The Irish-born painter’s picture was a tribute to an earlier self-portrait by Vincent Van Gogh and had been loaned to the museum in southern France in 1991, just before Bacon’s death.
However it was never returned and this latest ruling overturns an earlier decision which stated that the painting could stay with the museum, which claimed Bacon meant to give it as a work to keep.
“The painting was not given as a gift, nor was there any promise of a gift,” the court said in its ruling.
“We will now bury the hatched,” said the foundation’s director Mary Gruber.
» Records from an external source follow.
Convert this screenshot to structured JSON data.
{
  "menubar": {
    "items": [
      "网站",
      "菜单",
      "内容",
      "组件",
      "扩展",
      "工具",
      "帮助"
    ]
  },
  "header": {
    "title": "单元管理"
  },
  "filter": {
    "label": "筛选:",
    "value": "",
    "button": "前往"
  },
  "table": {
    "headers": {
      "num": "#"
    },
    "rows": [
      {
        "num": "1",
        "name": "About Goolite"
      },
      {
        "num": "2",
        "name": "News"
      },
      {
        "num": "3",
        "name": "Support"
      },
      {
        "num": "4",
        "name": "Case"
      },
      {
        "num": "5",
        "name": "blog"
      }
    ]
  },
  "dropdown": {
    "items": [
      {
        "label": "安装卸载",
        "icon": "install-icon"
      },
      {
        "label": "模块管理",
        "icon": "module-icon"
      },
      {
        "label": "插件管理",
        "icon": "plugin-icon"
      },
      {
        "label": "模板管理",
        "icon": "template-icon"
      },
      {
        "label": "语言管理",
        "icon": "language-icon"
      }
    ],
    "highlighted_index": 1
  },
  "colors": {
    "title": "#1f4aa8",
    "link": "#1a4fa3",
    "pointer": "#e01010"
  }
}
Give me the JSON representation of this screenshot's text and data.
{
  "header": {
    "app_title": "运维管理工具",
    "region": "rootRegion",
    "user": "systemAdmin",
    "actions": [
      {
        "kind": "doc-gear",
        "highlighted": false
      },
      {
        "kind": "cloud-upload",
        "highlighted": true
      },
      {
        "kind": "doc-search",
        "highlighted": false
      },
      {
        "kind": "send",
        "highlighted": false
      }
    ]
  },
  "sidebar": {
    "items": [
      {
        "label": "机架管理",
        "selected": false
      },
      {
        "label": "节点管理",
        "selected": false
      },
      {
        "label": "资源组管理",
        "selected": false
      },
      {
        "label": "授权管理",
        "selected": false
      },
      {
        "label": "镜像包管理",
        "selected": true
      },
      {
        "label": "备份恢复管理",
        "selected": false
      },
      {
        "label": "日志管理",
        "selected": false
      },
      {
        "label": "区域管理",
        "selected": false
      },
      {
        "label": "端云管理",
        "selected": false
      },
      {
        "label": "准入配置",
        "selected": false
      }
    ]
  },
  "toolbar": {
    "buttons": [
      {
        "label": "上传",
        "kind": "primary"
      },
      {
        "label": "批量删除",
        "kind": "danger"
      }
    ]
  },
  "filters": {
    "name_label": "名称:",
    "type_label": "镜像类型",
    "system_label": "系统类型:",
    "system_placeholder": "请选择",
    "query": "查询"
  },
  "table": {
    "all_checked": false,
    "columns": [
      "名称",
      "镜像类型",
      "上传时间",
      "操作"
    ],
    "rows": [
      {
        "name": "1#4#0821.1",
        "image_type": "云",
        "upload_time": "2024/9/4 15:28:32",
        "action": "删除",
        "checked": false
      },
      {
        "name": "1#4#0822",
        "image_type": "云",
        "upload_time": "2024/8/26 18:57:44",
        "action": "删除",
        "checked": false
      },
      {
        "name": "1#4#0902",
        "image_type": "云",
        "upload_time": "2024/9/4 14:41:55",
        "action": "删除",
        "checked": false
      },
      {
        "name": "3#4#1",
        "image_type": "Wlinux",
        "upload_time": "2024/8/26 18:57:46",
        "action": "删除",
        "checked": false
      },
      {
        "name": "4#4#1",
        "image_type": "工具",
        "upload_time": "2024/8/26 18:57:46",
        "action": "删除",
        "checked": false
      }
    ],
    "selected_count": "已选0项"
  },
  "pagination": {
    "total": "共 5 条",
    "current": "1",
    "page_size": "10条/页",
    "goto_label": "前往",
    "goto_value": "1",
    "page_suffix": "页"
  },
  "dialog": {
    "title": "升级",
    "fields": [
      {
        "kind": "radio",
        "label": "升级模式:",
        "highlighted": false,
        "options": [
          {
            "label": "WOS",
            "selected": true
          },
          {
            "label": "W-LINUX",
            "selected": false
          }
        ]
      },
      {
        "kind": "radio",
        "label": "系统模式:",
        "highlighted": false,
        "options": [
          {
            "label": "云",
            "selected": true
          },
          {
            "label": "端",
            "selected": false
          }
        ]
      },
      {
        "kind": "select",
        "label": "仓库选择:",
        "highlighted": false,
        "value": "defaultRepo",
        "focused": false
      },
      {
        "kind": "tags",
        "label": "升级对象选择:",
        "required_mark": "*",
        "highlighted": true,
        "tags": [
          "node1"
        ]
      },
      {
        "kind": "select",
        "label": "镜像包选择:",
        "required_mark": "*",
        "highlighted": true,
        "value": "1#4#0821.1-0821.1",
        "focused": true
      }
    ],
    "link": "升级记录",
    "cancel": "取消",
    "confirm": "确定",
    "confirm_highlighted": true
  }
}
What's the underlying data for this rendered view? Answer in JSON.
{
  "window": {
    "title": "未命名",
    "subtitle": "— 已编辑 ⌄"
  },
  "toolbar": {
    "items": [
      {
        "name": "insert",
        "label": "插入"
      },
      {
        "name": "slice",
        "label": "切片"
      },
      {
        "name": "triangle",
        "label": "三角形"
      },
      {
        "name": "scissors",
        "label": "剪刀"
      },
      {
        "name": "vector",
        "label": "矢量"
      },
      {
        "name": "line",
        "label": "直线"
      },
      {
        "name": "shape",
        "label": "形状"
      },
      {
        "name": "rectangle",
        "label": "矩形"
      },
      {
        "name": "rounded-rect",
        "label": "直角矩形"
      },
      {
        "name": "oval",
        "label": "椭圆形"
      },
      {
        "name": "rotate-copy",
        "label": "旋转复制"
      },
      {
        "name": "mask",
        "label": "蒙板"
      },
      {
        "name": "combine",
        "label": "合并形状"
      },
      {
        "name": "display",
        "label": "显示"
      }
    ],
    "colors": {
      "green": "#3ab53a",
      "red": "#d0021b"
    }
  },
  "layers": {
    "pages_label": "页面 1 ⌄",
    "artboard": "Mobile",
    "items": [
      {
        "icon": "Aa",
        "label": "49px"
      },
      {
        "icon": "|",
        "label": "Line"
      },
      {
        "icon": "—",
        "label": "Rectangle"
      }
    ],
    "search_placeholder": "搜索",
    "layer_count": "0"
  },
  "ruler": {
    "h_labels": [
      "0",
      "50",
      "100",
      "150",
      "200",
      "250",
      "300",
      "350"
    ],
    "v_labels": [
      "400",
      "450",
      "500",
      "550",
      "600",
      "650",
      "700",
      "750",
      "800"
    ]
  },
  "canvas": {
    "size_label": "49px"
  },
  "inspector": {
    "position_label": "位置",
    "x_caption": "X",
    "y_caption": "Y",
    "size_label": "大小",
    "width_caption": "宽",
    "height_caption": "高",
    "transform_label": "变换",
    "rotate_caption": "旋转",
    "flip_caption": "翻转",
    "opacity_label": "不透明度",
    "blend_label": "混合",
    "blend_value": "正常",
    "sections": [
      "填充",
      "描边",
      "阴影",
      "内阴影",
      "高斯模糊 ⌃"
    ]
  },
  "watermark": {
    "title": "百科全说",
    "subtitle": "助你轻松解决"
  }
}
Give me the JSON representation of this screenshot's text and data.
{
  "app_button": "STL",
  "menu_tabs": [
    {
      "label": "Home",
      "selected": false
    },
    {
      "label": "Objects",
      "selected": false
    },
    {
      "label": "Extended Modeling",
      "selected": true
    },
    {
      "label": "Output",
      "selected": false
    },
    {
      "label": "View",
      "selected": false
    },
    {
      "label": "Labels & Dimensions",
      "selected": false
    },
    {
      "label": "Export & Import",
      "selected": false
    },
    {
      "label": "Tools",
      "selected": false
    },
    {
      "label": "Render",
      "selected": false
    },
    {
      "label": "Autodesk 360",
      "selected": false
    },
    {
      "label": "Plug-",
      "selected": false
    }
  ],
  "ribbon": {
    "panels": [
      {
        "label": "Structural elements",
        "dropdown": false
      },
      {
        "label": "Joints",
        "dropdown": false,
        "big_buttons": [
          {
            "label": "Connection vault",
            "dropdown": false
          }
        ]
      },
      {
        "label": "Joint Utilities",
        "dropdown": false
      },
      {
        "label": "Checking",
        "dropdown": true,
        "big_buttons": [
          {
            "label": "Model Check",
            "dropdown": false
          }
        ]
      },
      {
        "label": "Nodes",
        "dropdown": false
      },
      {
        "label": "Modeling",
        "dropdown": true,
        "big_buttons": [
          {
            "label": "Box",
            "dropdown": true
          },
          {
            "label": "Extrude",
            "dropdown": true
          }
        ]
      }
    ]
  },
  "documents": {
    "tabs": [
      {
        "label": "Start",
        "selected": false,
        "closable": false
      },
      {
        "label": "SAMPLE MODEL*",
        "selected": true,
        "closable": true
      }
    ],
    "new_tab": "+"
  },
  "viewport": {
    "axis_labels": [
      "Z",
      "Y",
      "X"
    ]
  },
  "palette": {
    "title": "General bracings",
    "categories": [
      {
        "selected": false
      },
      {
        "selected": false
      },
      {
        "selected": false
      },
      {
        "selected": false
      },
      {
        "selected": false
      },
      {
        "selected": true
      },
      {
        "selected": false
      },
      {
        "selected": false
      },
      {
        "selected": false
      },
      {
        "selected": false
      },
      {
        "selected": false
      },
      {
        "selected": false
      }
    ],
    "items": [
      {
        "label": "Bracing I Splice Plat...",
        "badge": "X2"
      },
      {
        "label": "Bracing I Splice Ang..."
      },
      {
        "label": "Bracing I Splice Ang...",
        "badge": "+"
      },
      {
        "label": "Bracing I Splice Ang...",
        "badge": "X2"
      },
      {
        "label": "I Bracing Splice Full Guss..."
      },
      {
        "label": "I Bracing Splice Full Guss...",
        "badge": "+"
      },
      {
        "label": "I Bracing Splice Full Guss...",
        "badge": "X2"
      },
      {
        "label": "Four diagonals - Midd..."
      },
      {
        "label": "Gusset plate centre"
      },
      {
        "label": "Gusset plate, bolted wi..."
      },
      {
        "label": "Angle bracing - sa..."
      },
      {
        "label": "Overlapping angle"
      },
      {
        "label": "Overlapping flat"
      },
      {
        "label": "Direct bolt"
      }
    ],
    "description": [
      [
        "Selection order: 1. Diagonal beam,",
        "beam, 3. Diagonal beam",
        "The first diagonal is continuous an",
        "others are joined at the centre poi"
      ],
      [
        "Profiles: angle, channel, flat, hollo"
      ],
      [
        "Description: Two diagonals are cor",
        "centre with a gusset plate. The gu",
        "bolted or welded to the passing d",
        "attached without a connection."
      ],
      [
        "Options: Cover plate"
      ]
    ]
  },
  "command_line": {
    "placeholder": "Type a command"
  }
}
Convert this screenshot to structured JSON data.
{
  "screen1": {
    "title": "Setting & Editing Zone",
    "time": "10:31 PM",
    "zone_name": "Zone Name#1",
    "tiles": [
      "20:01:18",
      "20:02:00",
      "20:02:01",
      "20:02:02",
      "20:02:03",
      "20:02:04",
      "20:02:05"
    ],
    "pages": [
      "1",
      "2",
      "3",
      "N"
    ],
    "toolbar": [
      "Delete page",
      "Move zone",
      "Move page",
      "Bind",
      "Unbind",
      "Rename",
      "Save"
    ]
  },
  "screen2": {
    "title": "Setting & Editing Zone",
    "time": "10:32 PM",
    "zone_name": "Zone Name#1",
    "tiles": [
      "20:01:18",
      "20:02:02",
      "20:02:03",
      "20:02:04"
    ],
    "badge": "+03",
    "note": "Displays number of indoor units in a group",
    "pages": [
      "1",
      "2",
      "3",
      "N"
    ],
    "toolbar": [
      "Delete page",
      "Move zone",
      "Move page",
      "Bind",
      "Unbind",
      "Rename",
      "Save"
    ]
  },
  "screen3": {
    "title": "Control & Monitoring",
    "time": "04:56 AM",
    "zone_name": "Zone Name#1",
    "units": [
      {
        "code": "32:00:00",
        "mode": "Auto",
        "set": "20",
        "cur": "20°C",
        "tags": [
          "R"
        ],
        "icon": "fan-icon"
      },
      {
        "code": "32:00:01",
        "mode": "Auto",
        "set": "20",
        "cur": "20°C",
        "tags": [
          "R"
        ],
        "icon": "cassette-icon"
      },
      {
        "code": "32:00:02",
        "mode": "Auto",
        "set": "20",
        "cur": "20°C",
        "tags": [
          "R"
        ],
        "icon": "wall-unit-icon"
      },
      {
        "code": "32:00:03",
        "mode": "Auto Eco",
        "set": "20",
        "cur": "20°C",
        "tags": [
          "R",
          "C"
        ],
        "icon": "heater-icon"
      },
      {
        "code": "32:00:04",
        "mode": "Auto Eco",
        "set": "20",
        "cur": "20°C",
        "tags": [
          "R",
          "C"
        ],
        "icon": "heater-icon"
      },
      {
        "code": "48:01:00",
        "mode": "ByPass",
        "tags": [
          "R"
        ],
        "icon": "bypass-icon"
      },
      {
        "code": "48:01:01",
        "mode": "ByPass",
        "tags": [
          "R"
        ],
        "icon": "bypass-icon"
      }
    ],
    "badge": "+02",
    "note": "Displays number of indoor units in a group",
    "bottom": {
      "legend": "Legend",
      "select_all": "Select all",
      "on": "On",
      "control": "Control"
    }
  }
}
She said she was in a state of “shock”, and while the foundation’s lawyer said a further appeal was possible, it would, for the moment, give the painting back.
Bacon, who died in 1992, cited Vincent Van Gogh as one of his great influences, and a “Homage to Van Gogh” was a version of the Expressionist’s “The Painter on the Road to Tarascon” which was originally painted near Arles in 1888.